October 3, 2023

Runoff-generated debris flows are a potentially destructive and deadly response to wildfire until sufficient vegetation and soil-hydraulic recovery have reduced susceptibility to the hazard. Elevated debris-flow susceptibility may persist for several years, but the controls on the timespan of the susceptible period are poorly understood. To evaluate the connection between vegetation recovery and debris-flow occurrence, we calculated recovery for 25 fires in the western United States using satellite-derived leaf area index (LAI) and compared recovery estimates to the timing of 536 debris flows from the same fires. We found that the majority (>98%) of flows occurred when LAI was less than 2/3 of typical prefire values. Our results show that total vegetation recovery is not necessary to inhibit runoff-generated flows in a wide variety of regions in the western United States. Satellite-derived vegetation data show promise for estimating the timespan of debris-flow susceptibility.

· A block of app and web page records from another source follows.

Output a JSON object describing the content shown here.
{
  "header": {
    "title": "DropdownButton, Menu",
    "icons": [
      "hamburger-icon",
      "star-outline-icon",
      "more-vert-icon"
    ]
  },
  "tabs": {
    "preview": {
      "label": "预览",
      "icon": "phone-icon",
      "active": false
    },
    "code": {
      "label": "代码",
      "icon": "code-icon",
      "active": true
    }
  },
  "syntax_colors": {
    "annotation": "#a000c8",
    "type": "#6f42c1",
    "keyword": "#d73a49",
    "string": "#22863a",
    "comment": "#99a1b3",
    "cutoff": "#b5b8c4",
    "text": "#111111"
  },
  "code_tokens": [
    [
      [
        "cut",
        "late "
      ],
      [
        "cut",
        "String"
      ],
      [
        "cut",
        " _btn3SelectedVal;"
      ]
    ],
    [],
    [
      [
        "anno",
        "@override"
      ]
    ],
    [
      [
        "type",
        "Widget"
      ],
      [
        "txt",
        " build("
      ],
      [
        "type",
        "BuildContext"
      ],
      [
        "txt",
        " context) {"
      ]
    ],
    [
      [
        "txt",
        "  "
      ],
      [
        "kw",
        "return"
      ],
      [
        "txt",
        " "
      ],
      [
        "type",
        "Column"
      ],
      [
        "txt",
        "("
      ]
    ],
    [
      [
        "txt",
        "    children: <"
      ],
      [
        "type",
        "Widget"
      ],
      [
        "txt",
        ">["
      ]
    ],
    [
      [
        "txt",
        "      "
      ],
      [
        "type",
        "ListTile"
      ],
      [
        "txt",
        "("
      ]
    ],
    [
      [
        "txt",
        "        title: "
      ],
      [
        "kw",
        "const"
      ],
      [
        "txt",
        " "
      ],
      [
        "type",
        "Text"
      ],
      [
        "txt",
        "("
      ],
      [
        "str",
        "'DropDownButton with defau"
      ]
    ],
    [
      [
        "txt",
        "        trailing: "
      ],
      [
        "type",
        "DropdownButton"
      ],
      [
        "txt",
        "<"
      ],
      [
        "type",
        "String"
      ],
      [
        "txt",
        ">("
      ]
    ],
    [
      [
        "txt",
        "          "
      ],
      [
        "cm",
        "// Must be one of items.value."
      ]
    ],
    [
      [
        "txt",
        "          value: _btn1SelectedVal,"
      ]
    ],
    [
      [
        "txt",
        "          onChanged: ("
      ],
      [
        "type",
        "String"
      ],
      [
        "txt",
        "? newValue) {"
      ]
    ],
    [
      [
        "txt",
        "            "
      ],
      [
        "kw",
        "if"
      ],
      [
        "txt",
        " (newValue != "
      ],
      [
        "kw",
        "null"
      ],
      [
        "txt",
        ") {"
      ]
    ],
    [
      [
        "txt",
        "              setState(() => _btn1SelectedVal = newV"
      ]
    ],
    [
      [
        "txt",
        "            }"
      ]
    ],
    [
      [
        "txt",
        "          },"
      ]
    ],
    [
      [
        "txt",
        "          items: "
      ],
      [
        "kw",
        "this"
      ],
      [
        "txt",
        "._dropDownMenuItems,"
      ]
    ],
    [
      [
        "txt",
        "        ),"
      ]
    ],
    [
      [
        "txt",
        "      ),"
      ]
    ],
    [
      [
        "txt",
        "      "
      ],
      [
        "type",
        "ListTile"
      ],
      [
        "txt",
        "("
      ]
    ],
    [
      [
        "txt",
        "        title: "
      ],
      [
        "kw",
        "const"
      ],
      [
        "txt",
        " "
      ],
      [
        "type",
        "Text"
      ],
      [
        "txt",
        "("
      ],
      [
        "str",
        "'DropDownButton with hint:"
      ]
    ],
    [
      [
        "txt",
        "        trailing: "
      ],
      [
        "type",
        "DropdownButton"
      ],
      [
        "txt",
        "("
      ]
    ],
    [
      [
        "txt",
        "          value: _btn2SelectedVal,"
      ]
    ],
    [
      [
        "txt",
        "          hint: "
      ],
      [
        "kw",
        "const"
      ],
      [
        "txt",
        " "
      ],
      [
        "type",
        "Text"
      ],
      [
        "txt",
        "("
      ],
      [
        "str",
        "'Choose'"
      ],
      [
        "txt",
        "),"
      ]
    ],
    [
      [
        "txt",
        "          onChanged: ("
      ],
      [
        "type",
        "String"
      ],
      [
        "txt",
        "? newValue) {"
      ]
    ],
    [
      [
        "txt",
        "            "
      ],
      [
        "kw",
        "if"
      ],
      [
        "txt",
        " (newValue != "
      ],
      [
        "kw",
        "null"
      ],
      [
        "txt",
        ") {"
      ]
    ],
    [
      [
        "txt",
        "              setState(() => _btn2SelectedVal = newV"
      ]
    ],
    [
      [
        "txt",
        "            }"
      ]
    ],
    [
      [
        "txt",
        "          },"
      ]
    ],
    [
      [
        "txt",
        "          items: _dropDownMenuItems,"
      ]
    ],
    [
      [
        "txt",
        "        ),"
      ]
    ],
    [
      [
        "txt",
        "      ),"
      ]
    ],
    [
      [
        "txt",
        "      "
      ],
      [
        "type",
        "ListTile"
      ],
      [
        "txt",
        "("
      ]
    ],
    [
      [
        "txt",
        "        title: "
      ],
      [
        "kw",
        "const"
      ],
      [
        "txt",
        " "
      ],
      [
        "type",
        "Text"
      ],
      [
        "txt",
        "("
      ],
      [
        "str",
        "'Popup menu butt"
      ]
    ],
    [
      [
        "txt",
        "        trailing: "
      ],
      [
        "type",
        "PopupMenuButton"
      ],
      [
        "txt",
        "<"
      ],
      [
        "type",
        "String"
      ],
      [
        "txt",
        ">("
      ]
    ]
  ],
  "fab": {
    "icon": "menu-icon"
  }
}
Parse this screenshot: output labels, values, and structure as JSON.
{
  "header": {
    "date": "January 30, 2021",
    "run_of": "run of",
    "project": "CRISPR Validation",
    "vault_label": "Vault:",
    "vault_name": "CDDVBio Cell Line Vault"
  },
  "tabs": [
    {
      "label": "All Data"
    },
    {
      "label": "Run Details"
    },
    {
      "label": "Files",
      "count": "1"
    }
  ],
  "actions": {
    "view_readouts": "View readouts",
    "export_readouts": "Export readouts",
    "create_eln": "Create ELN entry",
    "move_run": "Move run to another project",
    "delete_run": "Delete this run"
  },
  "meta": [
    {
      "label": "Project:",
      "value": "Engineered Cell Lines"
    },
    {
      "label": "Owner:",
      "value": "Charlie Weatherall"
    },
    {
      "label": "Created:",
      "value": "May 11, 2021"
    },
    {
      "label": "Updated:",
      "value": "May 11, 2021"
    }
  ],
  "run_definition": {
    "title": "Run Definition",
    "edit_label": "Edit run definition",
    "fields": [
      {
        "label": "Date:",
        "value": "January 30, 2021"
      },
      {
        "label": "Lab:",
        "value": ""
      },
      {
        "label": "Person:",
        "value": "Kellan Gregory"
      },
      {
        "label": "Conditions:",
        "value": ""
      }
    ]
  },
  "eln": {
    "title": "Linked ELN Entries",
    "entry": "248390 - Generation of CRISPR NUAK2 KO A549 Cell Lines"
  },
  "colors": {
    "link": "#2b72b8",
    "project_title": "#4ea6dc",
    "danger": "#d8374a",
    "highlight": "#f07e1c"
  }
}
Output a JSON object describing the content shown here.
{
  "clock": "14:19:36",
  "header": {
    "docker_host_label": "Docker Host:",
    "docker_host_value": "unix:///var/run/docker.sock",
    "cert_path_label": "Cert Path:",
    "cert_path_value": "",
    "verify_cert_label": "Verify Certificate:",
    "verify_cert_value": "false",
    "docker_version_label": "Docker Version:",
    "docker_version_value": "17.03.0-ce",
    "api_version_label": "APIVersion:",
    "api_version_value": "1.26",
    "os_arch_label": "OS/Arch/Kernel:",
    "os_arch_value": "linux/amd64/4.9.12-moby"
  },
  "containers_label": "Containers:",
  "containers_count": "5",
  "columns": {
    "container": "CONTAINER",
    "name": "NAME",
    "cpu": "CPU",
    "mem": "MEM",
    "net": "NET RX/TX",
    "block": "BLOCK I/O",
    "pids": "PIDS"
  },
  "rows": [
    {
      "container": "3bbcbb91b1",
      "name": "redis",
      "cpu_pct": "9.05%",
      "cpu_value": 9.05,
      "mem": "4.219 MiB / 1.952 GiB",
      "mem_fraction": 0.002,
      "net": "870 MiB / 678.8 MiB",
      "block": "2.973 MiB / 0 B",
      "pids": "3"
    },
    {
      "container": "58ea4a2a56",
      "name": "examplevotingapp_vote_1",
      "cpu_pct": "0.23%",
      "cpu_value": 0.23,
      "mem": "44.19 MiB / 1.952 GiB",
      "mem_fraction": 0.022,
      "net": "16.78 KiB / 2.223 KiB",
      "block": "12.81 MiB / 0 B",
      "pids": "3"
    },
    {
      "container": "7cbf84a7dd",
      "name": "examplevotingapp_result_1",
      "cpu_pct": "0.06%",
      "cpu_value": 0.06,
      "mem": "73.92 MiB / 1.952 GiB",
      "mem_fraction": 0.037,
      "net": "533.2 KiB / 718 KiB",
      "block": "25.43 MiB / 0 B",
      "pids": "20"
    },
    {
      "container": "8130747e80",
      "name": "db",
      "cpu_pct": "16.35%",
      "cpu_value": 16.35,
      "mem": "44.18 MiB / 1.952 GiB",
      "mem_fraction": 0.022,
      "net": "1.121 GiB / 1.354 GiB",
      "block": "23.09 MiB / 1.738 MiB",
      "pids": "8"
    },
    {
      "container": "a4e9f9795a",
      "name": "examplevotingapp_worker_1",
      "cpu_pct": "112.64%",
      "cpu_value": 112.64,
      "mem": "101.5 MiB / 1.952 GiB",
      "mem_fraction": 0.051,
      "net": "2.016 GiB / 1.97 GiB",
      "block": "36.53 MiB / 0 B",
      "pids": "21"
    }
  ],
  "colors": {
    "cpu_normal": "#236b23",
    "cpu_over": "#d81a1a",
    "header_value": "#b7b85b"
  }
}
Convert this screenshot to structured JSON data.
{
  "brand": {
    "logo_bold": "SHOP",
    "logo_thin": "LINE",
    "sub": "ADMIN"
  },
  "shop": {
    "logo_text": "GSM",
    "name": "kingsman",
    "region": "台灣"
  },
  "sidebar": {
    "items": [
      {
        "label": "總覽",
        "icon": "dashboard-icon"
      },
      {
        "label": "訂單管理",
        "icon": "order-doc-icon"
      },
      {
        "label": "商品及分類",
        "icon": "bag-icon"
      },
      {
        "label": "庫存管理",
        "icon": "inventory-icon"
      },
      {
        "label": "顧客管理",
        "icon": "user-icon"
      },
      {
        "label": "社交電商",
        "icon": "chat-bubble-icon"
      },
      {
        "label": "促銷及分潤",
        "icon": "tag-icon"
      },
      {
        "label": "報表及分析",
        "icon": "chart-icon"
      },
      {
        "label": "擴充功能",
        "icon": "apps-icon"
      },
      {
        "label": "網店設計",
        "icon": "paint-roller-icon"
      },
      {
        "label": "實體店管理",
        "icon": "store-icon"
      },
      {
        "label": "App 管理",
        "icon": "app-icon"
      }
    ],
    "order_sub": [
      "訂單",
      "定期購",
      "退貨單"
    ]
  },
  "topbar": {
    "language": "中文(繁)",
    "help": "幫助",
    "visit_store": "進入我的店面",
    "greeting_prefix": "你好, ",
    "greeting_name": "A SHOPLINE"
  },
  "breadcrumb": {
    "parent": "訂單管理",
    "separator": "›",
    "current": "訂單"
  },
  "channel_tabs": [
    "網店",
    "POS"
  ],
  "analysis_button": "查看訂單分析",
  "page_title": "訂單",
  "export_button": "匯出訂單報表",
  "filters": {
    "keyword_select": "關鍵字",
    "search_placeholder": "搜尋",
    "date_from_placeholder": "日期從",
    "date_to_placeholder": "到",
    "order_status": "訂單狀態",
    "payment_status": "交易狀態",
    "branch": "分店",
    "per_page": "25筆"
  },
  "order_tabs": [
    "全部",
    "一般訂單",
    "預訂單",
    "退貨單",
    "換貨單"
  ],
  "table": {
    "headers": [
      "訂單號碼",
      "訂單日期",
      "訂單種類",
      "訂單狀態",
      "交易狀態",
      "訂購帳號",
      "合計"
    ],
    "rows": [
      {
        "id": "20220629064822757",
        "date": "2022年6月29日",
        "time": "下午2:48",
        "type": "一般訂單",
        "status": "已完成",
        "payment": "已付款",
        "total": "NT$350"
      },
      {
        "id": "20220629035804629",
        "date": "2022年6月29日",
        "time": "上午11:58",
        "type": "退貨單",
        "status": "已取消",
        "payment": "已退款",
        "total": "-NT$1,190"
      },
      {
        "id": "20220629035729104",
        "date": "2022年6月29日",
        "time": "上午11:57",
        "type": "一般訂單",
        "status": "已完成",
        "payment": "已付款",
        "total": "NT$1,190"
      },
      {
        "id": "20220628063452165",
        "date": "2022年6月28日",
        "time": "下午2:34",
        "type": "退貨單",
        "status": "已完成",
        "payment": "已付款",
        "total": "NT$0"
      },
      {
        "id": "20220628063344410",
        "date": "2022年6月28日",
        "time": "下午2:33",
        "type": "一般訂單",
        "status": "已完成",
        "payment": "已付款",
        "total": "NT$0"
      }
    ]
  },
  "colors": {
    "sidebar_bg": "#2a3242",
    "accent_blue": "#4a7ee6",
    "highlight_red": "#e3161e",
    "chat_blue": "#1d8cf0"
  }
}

Publication Year 2023
Title How long do runoff-generated debris-flow hazards persist after wildfire?
DOI 10.1029/2023GL105101
Authors Andrew Paul Graber, Matthew A. Thomas, Jason W. Kean
Publication Type Article
Publication Subtype Journal Article
Series Title Geophysical Research Letters
Index ID 70249375
Record Source USGS Publications Warehouse
USGS Organization Geologic Hazards Science Center - Landslides / Earthquake Geology